(Note: This post picks up immediately after “Flying… With Children (International Edition) left off.)
Our flight landed at the airport in Keflavik, Iceland before dawn. And I mean “dawn” for a normal day in a part of the world further from the pole, not just that mid-morning dawn that you get in Iceland in late autumn. We landed at the airport, but for some reason there was a change of plans and we were going to have to disembark from the plane on the runway and be shuttled to the actual airport building.
It’s 6am. We’ve been awake for hours. There’s a howling rainstorm outside and the temperature is near freezing. All our winter clothing and coats are packed in a suitcase we don’t have access to. And we have to move a baby and two kids in pajamas, a baby-elephant-sized diaper bag, two backpacks, and three carseats through the airplane and down rain-slick steps. Remind me again why we are doing this to ourselves?
Oh, yeah, and we were sitting in the last two rows. It was a load of fun hauling those carseats down the entire length of the plane the first time; I can’t tell you how much I was looking forward to doing it again. Unfortunately, the crew thought we looked so pitiful that they needed to let down the rear stairs so we could exit that way. So I didn’t get to struggle down the aisle with those seats and bags after all. Dang!
In all seriousness, getting our stuff and our kids and ourselves off the plane and onto the bus (and then off the bus and into the airport) in that freezing rain and blasting wind was one of the two or three really bad experiences we had on our trip. It was brief, but it was not a fun way to start our vacation.
After an interval in the airport wherein we got our luggage and struggled to remain conscious and civilized, we picked the awfulness right back up with an unhelpful shuttle van driver, more driving wind, and freezing rain. He literally just walked around an abandoned cart blocking the airport exit and waited patiently while we struggled with bags and carseats until the last thing was left and a “can I help” feebly emanated from his offensive face. Luckily, the ride was literally across the parking lot and into the next building. So close, in fact, the Wife asked if the kids could just stay in the van. She would soon discover that one of our two vehicles had been canceled. Which did not really matter because they did not have a second van even if they had kept the reservation. No one seemed to be responsible for it. The teenagers who appeared to make up the entire staff of the organization would point to their monitor and tell us that they had received a cancellation. The Wife certainly hadn’t cancelled anything, so who had? They didn’t know. Who can say? Sometimes car rentals get cancelled. But that is no problem because they don’t have another van anyway.

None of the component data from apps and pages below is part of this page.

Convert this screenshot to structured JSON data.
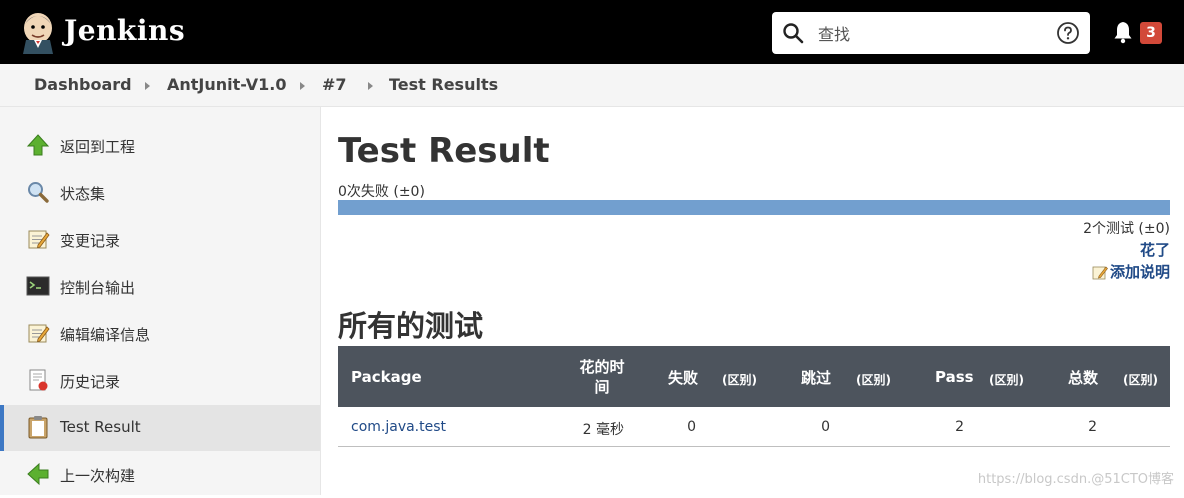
{
  "header": {
    "brand": "Jenkins",
    "search_placeholder": "查找",
    "notification_count": "3"
  },
  "breadcrumbs": [
    "Dashboard",
    "AntJunit-V1.0",
    "#7",
    "Test Results"
  ],
  "sidebar": {
    "items": [
      {
        "label": "返回到工程",
        "icon": "up-arrow-icon"
      },
      {
        "label": "状态集",
        "icon": "magnifier-icon"
      },
      {
        "label": "变更记录",
        "icon": "notepad-icon"
      },
      {
        "label": "控制台输出",
        "icon": "terminal-icon"
      },
      {
        "label": "编辑编译信息",
        "icon": "notepad-icon"
      },
      {
        "label": "历史记录",
        "icon": "history-icon"
      },
      {
        "label": "Test Result",
        "icon": "clipboard-icon"
      },
      {
        "label": "上一次构建",
        "icon": "left-arrow-icon"
      }
    ],
    "active_index": 6
  },
  "main": {
    "title": "Test Result",
    "fail_summary": "0次失败 (±0)",
    "pass_fraction": 1.0,
    "test_count": "2个测试 (±0)",
    "took_link": "花了",
    "add_description": "添加说明",
    "all_tests_heading": "所有的测试"
  },
  "table": {
    "headers": [
      "Package",
      "花的时间",
      "失败",
      "(区别)",
      "跳过",
      "(区别)",
      "Pass",
      "(区别)",
      "总数",
      "(区别)"
    ],
    "rows": [
      {
        "package": "com.java.test",
        "duration": "2 毫秒",
        "fail": "0",
        "skip": "0",
        "pass": "2",
        "total": "2"
      }
    ]
  },
  "watermark": "https://blog.csdn.@51CTO博客",
  "colors": {
    "header_bg": "#000000",
    "accent": "#3d78c4",
    "progress_blue": "#729fcf",
    "table_header_bg": "#4d545d",
    "badge_red": "#d24939",
    "link": "#204a87"
  }
}
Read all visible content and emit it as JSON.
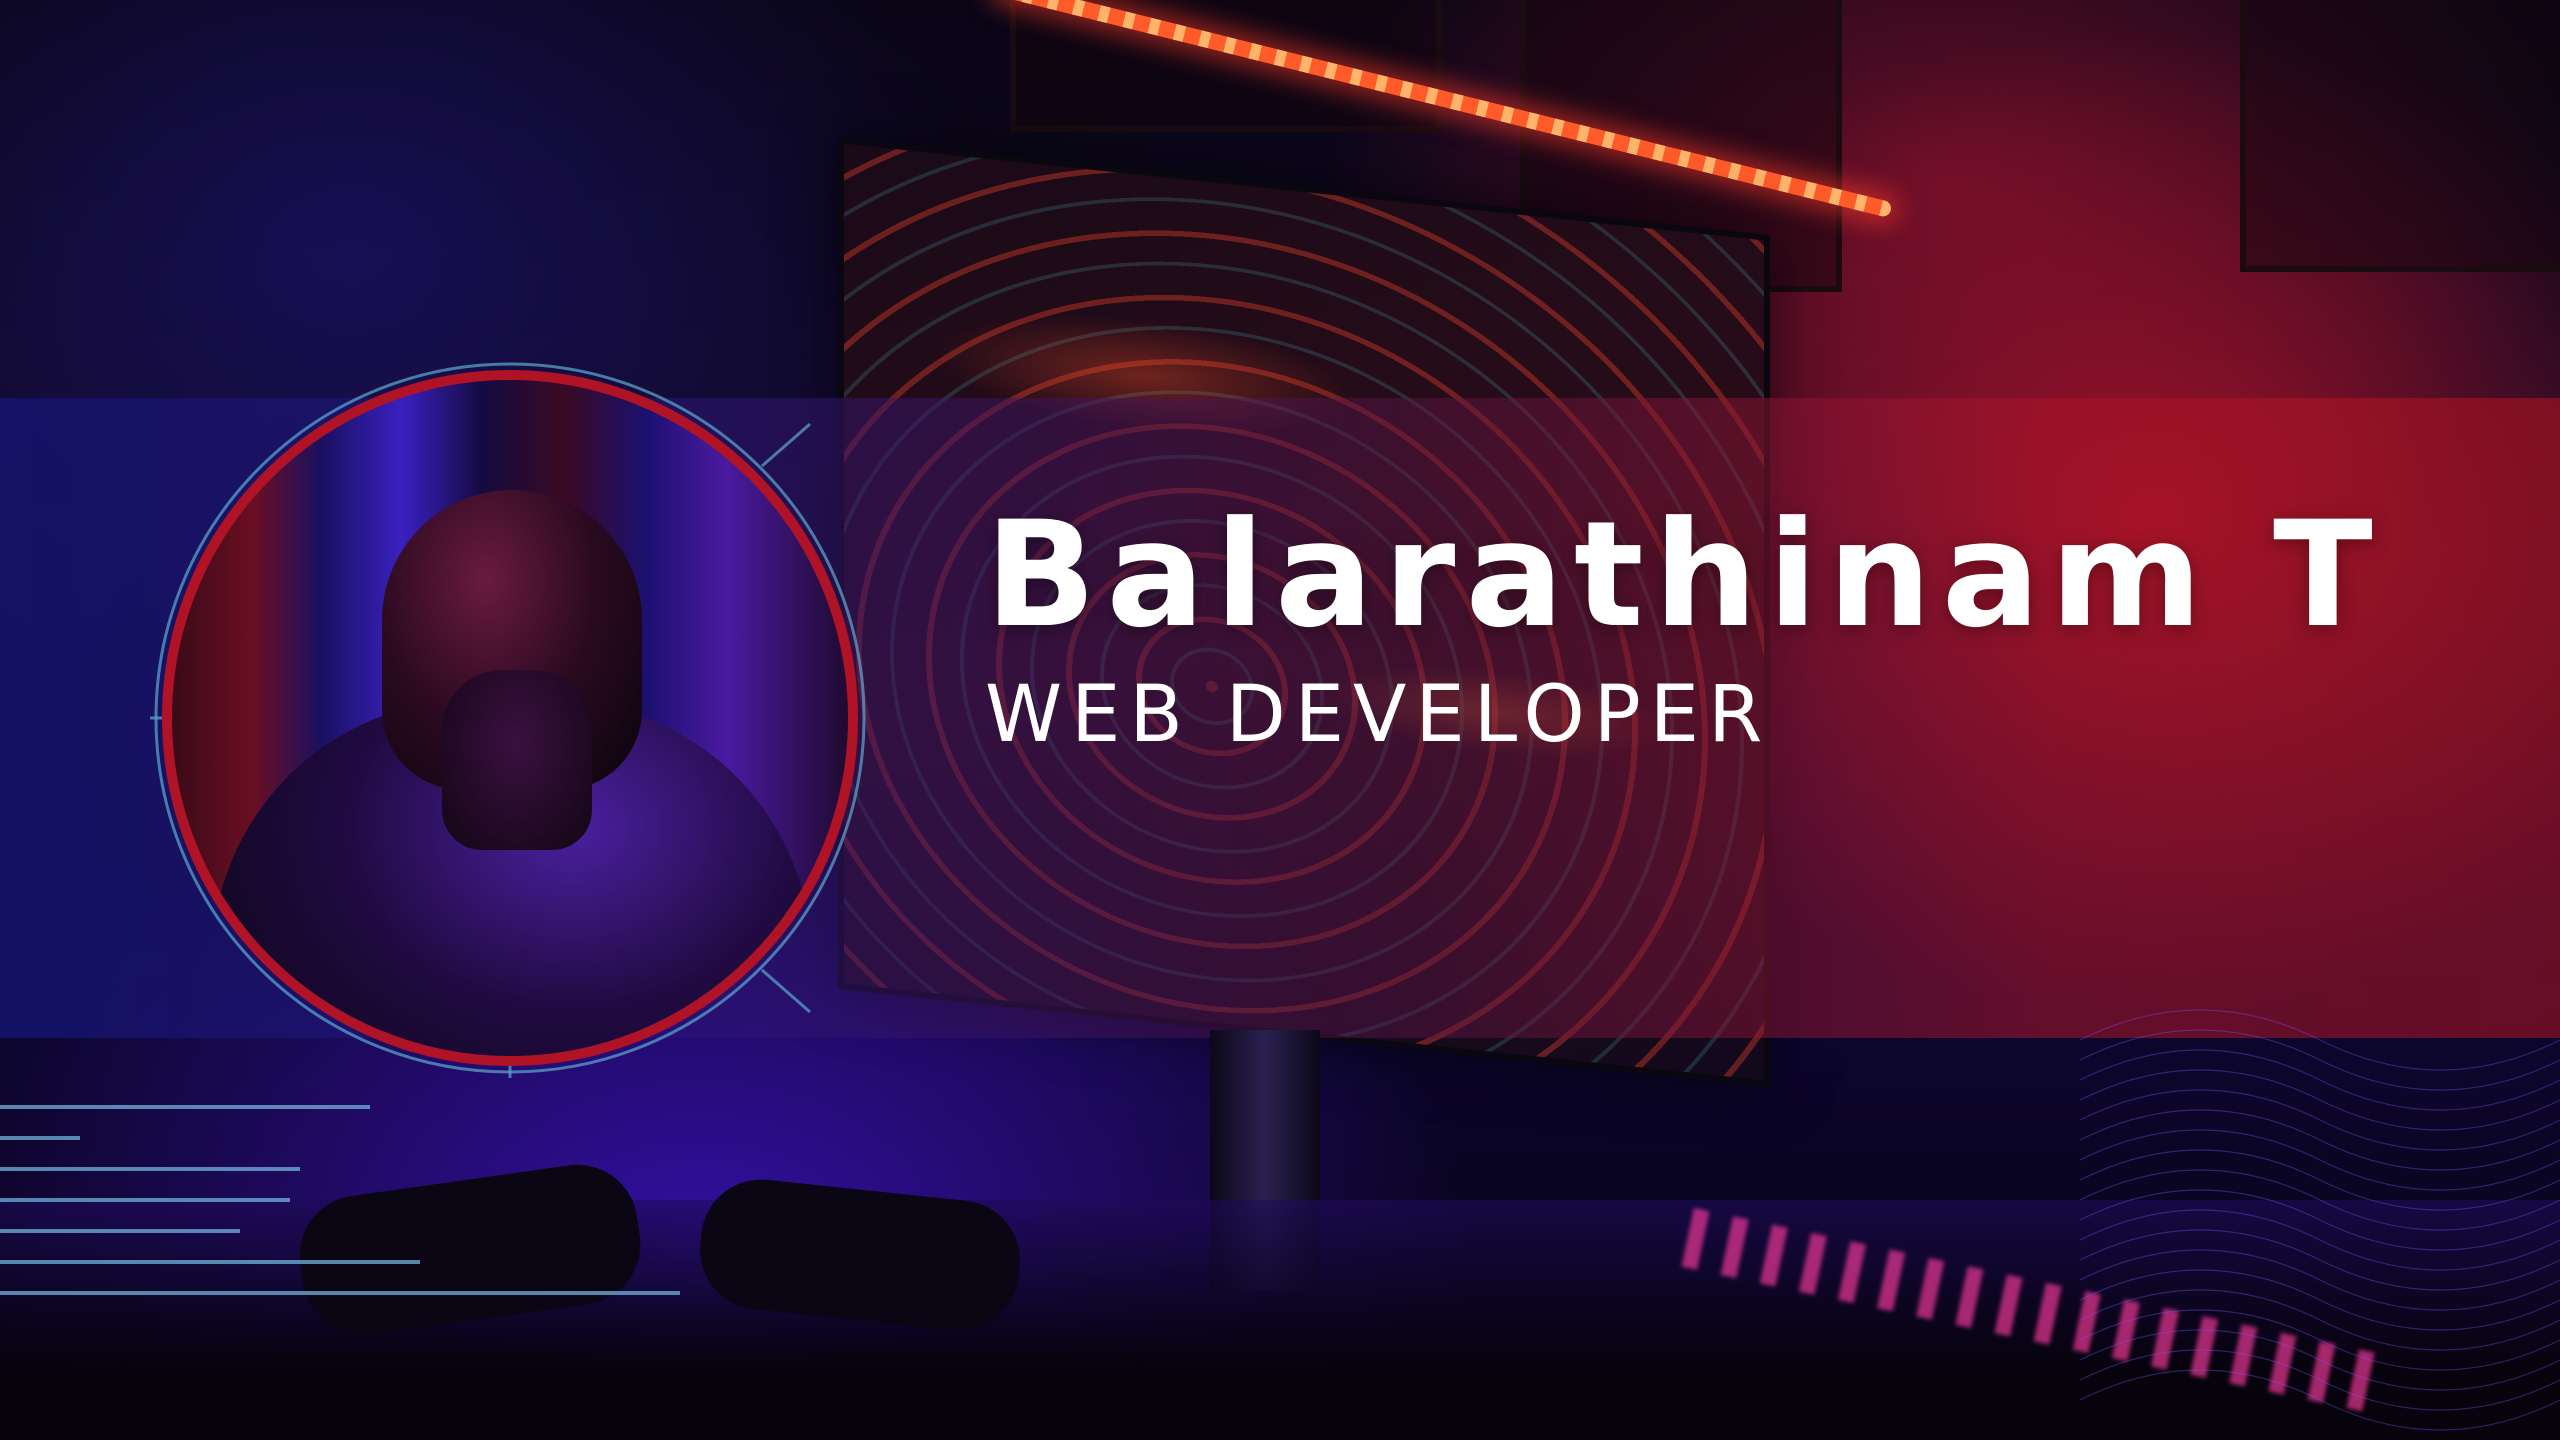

We were tired, hungry, uncaffeinated adults with tired, hungry, bored kids who could only keep themselves awake by whining and hurting each other. This kind of SNAFU was not what we needed. At this point, I had to get the kids and all our stuff out of the shuttle van, so I missed the details of how things went down after that. However, after about forty-five minutes of the Wife being pissed at them and clearly unwilling (and, considering the amount of stuff and people I brought in from the shuttle, perhaps unable) to depart without both the vehicles she had rented, the high schoolers running the show managed to find that, yes, they did actually have a second van.
It is critical, Dear Reader, that you understand one thing about this two plus hour horror fest: we met our goals. NO ADULT CRIED. NO ADULT SWORE. We are 2 for 2 with international travel involving copious jet lag, car seats, and car rental with NO TEARS and NO F BOMBS.
Finally, we loaded up our two vans (really, they were only slightly larger than a Honda hatchback but had sliding rear doors! Oooh!) and headed out, just as some light was beginning to creep into the sky.
Which was when we discovered, as we suspected would be the case, that the GPS in our cell phones wasn’t working. Nor could we call or text each other — at least, not without it being a big, expensive, international communication. We had a fold-out map that had the whole of Iceland on one side and Reykjavík on the other, and we had the maps in our guidebook. However, none of that told us how to get out of the airport and headed in the right direction. The Wife and I were in one van with the kids, while Granma Cake and Granpa Shim were following us under the mistaken belief that we knew where we were going.
The Wife had a plan though (she typed that)! Breakfast!
After driving around in the dark, squinting at the long, Nordic names on roadsigns, the Wife spotted a bakery that seemed to be open. By the time we had coffee with some ham, cheese, and the most amazing orange cardamon donut holes, the sun was rising and the world seemed a much better place.
Our first day of adventure had gotten off to a rocky start but caffeine and fried baked goods helped us shake that off and begin anew. Our first day of adventure awaited!